◆ The problem
Copy out all lines of the listing below that hold "Hard".

◆ Input for this task
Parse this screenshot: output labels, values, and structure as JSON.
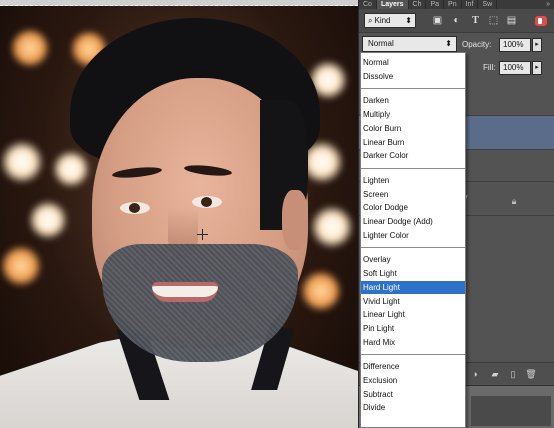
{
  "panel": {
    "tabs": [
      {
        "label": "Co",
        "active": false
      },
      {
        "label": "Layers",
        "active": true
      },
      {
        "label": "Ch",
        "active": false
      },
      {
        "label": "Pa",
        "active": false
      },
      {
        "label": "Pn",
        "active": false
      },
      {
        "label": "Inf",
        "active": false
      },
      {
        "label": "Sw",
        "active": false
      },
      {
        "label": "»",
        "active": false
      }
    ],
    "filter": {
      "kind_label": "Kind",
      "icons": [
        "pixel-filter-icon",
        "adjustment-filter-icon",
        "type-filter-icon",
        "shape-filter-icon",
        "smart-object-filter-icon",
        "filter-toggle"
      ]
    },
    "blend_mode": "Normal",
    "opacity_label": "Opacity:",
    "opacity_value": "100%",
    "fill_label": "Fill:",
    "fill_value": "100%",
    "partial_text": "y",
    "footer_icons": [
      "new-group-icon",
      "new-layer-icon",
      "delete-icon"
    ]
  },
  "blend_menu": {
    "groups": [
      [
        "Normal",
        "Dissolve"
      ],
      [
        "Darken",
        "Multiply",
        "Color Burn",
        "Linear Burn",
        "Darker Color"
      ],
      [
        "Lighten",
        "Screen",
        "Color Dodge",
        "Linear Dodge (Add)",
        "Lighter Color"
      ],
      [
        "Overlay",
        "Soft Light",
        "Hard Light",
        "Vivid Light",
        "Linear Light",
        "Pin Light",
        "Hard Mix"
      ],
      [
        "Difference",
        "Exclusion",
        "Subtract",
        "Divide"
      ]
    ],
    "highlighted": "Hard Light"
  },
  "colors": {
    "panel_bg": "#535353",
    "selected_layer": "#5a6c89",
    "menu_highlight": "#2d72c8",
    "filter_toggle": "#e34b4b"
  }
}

◆ Answer to this problem
        "Hard Light",
        "Hard Mix"
    "highlighted": "Hard Light"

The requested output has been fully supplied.